◆ EXERCISE INSTRUCTIONS ◆
Go through the records below and return each line that has "chevron" in it.

Source records:
● ● ●

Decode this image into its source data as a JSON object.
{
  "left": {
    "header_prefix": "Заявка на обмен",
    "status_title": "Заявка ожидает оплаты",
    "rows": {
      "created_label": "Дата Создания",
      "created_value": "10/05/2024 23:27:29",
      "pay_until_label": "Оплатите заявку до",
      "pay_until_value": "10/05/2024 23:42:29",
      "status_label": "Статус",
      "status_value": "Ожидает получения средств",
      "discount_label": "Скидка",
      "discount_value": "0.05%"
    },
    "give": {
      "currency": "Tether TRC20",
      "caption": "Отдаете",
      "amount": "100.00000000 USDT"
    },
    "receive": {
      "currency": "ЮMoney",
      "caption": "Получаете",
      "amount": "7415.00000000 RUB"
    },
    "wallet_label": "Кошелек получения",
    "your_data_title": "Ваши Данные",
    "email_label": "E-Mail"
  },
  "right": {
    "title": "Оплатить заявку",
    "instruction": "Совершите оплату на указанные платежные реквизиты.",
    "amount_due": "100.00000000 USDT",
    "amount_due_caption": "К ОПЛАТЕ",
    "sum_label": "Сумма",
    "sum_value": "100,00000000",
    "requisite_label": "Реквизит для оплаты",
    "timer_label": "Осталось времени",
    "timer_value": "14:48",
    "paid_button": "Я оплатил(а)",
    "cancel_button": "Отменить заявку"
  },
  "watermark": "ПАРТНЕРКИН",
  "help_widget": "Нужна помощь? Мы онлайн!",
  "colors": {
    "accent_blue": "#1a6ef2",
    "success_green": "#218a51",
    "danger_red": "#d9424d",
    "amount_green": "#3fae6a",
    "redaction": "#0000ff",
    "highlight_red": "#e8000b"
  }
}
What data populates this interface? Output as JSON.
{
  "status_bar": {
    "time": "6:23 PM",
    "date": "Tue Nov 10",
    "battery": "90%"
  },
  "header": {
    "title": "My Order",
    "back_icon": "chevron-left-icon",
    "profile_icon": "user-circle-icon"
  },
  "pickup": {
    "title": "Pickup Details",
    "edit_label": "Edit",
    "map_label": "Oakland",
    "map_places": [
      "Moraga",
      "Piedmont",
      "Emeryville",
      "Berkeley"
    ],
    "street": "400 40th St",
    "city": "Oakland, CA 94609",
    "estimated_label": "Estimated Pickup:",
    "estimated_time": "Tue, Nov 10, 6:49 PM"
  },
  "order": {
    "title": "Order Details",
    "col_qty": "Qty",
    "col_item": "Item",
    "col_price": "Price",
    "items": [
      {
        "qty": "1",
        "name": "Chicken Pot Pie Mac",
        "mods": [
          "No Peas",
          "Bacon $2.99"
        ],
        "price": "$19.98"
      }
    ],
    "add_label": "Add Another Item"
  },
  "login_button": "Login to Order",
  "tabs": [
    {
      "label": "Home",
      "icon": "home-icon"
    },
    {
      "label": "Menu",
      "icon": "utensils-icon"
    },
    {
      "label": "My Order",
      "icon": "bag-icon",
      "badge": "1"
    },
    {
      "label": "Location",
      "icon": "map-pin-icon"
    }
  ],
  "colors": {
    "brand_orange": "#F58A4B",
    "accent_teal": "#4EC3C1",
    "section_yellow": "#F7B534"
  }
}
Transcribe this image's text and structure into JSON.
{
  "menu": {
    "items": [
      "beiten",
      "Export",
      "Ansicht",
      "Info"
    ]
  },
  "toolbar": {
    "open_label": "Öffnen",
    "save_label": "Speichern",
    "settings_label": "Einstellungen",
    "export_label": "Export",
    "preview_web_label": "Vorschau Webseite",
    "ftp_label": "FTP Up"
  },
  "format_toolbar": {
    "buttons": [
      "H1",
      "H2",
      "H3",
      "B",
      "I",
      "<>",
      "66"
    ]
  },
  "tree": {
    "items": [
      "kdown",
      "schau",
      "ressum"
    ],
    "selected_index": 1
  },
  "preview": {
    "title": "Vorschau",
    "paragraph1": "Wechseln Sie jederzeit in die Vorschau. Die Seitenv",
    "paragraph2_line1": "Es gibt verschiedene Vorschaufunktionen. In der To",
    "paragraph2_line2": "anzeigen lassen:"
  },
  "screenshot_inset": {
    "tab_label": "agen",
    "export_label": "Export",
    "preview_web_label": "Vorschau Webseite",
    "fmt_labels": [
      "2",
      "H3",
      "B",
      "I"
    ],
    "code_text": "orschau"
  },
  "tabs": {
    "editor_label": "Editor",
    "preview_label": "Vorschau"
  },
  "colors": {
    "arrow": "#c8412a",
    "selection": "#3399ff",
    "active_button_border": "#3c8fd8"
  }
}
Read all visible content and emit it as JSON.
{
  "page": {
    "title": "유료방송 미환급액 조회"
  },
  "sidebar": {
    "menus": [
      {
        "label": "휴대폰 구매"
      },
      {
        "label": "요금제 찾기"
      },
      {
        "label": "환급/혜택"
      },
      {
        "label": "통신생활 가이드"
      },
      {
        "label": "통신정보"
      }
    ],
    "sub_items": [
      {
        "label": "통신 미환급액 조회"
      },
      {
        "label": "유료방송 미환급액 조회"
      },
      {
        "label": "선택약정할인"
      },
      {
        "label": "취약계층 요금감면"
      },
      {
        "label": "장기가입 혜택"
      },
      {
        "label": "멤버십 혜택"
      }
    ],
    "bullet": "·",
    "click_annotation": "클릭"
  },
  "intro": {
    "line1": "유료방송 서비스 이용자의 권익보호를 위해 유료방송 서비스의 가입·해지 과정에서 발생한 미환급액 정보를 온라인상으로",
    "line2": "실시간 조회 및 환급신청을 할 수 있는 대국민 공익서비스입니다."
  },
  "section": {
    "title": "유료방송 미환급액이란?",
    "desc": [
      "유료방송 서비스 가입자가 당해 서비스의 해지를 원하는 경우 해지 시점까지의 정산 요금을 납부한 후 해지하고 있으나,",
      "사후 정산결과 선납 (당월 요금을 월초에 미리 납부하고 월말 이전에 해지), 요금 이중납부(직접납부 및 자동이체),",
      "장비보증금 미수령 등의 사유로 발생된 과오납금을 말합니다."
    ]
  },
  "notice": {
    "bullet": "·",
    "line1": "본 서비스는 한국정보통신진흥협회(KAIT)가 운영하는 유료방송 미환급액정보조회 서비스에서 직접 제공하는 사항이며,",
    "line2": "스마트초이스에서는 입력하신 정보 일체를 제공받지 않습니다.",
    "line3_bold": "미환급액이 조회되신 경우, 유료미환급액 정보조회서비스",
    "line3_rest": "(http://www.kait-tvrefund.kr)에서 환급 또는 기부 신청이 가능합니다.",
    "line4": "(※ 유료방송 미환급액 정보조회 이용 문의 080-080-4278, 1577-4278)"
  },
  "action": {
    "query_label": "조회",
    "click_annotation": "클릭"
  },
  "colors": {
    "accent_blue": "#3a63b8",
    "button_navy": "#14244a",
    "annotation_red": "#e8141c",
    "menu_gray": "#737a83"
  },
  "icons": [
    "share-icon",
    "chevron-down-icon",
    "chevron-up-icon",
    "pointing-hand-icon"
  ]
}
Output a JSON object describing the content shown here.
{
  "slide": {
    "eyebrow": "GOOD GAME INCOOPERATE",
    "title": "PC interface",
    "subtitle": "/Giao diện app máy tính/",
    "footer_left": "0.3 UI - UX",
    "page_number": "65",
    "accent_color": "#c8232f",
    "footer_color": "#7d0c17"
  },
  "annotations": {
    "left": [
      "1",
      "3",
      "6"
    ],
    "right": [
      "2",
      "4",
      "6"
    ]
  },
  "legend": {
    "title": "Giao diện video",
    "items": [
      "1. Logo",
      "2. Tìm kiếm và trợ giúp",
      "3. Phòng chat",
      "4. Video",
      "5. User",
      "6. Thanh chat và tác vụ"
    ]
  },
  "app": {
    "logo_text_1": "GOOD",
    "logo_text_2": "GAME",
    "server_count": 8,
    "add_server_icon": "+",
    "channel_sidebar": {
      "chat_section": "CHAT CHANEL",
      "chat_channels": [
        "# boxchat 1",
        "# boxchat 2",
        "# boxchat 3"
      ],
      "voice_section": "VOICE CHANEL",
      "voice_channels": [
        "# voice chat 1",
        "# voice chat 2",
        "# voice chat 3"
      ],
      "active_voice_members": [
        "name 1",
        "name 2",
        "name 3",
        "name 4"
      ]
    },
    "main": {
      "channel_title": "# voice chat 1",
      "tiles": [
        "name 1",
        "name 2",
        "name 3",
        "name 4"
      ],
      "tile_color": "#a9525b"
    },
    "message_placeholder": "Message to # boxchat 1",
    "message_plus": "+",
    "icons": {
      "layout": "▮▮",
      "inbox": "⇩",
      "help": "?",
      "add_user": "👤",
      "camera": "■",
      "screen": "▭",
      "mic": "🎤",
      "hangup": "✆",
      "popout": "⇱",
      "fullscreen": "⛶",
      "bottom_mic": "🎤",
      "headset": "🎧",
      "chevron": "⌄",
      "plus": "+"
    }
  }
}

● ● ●

◆ WRITTEN SOLUTION ◆
    "back_icon": "chevron-left-icon",
    "chevron-down-icon",
    "chevron-up-icon",
      "chevron": "⌄",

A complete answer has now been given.